Record set:
Segment Open

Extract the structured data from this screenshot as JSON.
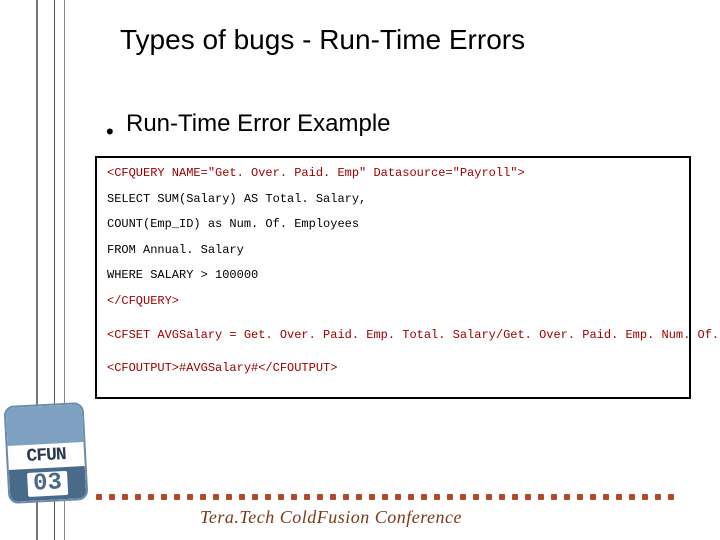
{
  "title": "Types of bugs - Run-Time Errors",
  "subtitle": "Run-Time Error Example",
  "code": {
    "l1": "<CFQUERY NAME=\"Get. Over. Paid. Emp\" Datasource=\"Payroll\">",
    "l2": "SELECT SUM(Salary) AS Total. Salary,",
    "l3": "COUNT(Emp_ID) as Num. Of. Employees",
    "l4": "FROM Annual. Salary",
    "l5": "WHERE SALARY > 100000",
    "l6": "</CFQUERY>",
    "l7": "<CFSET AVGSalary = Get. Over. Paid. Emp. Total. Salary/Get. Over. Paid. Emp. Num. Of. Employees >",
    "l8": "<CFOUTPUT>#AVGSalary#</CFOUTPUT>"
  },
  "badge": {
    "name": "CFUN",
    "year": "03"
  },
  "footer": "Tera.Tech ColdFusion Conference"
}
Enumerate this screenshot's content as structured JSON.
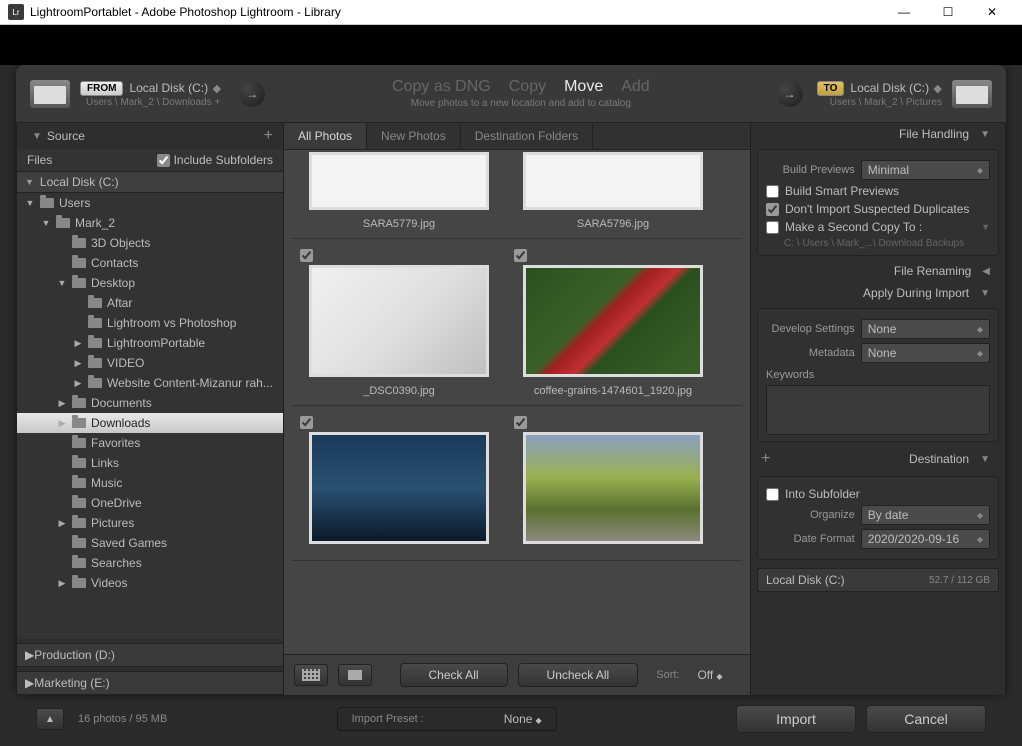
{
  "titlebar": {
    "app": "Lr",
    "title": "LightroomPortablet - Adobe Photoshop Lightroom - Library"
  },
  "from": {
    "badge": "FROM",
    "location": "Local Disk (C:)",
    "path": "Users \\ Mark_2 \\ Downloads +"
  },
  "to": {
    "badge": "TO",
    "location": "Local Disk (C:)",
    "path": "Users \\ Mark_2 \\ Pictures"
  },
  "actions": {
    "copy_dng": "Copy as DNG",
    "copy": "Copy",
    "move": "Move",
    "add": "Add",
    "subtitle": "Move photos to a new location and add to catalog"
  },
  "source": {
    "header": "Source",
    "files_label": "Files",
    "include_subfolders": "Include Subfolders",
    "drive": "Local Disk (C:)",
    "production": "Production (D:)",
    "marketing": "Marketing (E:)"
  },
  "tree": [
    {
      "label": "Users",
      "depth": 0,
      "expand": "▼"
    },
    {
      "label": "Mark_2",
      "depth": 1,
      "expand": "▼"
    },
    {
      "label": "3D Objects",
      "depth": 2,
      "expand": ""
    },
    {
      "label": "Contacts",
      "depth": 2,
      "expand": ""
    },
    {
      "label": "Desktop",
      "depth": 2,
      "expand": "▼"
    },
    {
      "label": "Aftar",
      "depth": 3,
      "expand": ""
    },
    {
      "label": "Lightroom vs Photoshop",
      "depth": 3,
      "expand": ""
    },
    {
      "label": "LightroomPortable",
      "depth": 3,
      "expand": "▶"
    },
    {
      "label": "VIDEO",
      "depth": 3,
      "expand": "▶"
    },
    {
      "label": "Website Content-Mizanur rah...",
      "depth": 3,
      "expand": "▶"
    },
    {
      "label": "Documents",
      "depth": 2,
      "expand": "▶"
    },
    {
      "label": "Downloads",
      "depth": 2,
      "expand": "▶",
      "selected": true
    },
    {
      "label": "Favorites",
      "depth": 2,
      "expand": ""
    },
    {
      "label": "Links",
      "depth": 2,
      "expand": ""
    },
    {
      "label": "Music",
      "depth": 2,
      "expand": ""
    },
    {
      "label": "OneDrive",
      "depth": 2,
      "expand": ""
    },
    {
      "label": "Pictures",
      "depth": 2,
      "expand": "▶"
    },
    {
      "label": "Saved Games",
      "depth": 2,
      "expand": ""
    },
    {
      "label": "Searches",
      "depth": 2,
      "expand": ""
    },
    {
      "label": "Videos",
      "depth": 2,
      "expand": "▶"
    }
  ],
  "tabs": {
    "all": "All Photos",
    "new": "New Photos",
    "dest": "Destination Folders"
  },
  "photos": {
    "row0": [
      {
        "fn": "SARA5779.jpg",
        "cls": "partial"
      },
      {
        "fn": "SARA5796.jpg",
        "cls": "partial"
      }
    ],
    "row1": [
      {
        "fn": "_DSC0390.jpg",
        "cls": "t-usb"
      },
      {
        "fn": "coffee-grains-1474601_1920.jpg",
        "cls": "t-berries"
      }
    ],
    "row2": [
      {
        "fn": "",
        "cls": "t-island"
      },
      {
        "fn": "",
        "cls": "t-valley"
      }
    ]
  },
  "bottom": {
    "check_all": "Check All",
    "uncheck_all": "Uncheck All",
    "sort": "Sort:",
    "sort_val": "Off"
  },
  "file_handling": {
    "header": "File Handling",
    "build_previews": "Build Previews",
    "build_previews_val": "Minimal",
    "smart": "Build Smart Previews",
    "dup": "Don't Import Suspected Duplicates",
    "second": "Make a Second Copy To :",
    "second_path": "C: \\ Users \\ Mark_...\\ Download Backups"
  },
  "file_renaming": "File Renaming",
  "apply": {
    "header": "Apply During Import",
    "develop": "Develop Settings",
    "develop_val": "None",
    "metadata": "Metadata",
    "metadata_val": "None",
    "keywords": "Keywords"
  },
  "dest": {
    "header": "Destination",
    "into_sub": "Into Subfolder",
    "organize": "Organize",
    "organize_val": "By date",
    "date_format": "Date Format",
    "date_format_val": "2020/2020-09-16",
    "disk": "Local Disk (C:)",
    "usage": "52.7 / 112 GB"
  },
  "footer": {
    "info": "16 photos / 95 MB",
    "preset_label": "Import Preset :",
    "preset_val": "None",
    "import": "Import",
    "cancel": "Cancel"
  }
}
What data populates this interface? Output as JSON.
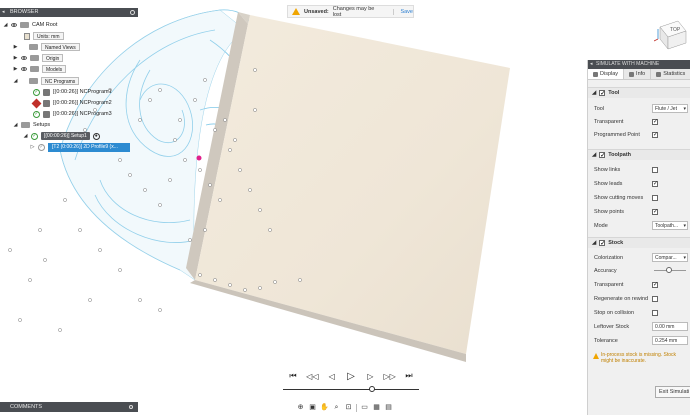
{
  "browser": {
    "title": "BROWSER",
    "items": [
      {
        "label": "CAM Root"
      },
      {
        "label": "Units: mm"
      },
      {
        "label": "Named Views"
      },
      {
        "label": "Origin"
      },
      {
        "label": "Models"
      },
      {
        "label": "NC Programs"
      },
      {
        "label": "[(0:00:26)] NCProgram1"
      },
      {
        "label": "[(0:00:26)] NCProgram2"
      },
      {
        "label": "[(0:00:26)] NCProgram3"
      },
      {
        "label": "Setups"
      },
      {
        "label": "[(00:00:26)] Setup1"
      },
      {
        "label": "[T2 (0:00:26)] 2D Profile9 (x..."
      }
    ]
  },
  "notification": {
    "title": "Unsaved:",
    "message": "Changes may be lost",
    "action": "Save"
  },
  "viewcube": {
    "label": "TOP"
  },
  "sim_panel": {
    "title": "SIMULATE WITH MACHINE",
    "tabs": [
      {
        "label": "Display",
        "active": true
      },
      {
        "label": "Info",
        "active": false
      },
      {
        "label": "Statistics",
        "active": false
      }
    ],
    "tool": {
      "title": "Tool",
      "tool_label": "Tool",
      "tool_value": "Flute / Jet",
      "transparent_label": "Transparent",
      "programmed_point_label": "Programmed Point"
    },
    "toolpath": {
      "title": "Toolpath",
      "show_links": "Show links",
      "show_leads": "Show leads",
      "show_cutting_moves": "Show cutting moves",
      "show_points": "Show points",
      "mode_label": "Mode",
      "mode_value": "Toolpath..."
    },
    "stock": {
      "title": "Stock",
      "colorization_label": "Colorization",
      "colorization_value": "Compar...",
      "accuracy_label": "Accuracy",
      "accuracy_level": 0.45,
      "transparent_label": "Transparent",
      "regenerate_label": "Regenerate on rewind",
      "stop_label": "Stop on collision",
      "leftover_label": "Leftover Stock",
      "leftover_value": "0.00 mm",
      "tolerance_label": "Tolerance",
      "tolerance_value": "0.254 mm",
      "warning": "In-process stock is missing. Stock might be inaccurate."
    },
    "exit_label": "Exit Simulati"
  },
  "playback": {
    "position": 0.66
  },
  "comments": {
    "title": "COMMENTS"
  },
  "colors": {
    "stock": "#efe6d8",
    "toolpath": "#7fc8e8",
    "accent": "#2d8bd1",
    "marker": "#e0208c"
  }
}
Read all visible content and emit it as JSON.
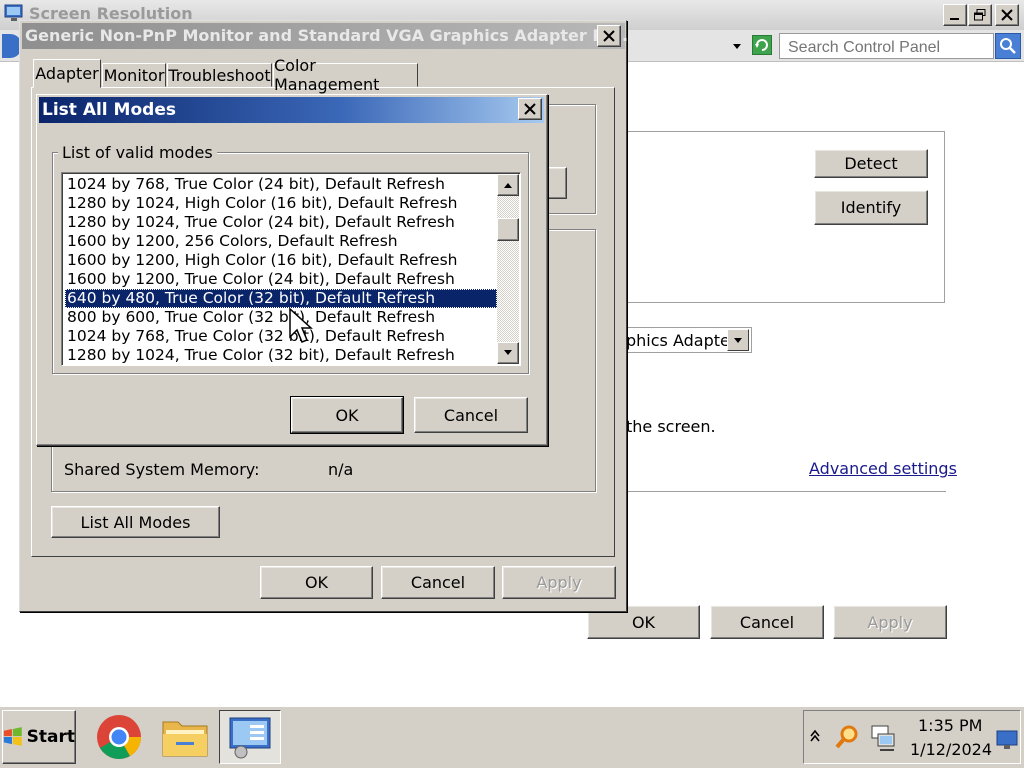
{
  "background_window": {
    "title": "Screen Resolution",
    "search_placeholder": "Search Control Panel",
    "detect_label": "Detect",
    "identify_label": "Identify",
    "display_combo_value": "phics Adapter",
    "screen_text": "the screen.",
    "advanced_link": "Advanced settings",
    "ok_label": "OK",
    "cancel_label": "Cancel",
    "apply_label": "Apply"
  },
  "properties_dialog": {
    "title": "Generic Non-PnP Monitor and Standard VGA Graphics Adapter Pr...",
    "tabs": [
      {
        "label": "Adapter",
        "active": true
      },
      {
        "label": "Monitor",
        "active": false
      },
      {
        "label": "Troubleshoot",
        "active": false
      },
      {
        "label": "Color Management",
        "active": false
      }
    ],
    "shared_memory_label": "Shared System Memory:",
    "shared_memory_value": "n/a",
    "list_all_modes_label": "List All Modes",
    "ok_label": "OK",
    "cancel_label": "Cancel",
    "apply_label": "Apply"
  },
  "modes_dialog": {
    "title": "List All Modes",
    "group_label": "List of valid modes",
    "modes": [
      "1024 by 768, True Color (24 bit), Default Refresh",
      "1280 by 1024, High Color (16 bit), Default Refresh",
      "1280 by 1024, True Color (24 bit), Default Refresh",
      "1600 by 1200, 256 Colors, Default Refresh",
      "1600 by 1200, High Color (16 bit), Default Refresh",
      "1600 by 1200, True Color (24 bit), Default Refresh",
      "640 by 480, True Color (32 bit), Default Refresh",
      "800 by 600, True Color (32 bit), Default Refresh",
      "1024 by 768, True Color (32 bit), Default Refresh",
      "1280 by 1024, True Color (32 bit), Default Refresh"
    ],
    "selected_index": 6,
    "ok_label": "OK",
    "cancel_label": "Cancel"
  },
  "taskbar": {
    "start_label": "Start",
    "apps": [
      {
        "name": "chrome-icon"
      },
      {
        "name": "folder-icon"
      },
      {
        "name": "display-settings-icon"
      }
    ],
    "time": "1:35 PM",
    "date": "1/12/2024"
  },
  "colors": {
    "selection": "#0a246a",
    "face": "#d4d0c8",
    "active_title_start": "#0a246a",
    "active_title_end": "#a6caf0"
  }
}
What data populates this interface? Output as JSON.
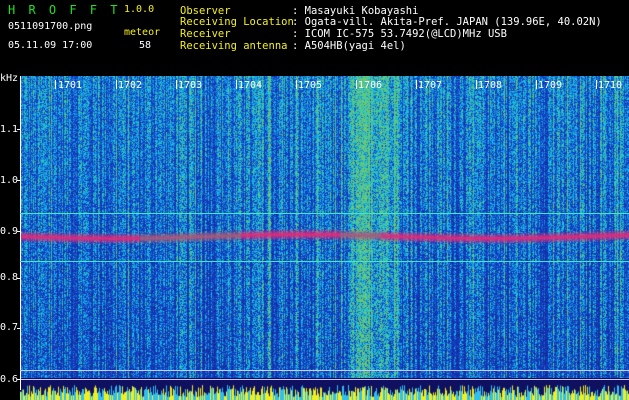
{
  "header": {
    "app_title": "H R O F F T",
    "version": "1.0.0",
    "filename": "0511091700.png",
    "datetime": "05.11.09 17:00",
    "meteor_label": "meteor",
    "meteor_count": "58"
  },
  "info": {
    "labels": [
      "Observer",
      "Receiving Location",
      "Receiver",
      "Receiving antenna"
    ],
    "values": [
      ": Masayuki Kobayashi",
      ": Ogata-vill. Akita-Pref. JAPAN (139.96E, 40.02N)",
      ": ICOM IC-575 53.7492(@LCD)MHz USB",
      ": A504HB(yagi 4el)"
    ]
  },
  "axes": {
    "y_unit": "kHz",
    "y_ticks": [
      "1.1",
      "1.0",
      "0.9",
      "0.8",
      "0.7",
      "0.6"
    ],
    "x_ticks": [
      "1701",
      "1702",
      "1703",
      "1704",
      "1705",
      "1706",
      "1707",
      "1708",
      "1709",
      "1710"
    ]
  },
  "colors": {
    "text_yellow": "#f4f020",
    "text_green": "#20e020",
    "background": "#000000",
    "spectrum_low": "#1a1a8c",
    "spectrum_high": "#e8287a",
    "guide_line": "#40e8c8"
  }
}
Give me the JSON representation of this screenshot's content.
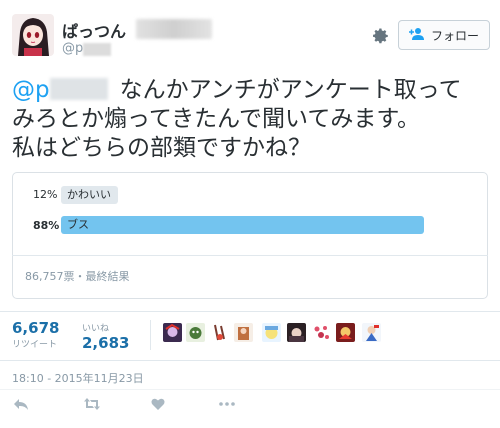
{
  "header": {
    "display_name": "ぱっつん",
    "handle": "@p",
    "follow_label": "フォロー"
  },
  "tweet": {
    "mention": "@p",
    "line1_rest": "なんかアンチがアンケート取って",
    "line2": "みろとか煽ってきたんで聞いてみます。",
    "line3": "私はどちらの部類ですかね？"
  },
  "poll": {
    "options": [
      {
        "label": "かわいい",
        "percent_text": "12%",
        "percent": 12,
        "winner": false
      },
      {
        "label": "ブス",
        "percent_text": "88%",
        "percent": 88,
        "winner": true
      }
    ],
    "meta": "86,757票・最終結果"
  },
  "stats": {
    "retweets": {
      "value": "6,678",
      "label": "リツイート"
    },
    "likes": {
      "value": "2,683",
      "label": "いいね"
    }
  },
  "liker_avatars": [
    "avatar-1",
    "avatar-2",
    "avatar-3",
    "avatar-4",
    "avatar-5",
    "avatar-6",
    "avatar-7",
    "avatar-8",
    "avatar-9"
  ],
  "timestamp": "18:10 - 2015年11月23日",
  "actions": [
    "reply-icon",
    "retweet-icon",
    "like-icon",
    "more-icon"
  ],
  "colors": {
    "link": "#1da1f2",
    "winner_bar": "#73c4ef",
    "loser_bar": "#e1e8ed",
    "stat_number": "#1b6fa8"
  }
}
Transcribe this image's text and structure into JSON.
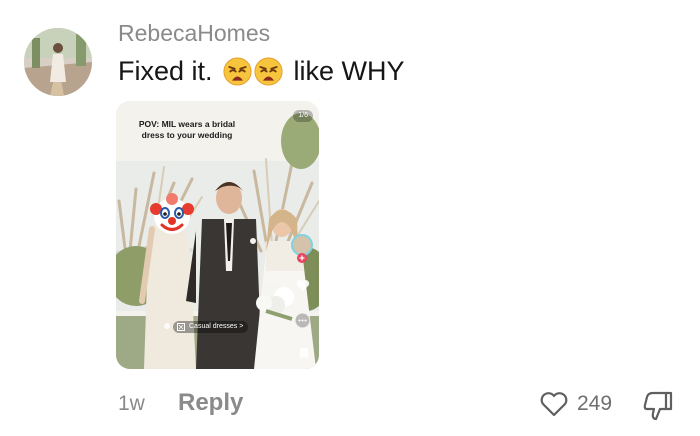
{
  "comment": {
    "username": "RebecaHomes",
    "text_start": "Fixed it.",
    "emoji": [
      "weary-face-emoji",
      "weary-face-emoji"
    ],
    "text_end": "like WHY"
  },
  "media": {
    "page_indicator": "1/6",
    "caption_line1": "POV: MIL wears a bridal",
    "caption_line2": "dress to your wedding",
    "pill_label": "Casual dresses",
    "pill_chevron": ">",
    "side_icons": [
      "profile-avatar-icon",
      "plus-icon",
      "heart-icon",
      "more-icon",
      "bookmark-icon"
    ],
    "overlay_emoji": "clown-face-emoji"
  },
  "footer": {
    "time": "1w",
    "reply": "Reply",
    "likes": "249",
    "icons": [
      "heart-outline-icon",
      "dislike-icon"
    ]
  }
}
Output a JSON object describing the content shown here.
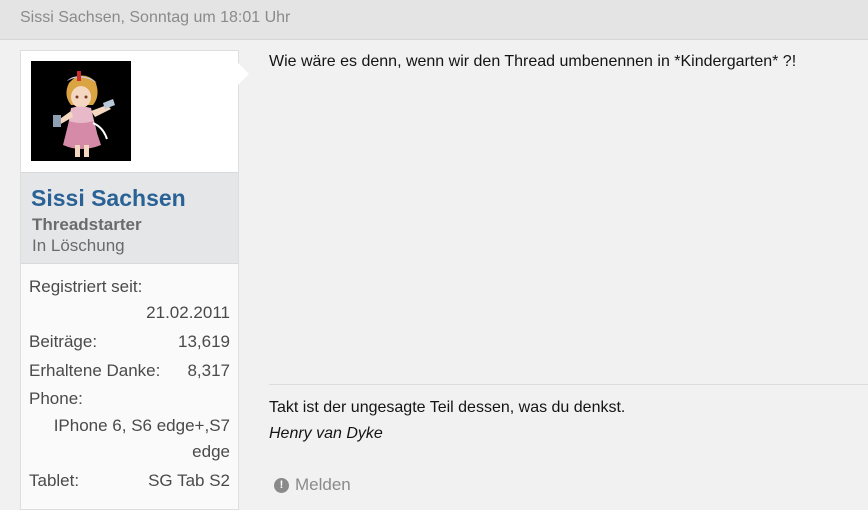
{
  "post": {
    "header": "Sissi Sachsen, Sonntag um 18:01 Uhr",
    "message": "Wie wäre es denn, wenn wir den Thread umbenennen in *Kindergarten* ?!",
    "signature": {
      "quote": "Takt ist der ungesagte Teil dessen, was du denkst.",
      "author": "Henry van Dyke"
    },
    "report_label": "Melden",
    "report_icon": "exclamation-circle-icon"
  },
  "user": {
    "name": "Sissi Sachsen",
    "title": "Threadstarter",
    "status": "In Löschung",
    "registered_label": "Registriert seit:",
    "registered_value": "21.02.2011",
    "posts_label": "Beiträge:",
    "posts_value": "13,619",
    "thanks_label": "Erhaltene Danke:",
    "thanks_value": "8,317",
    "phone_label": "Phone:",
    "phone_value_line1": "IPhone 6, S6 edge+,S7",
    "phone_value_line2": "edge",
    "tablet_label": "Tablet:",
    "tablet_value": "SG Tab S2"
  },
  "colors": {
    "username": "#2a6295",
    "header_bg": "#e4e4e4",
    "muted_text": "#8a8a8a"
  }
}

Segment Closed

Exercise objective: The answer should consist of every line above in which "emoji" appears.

Completed exercise:
    "emoji": [
      "weary-face-emoji",
      "weary-face-emoji"
    "overlay_emoji": "clown-face-emoji"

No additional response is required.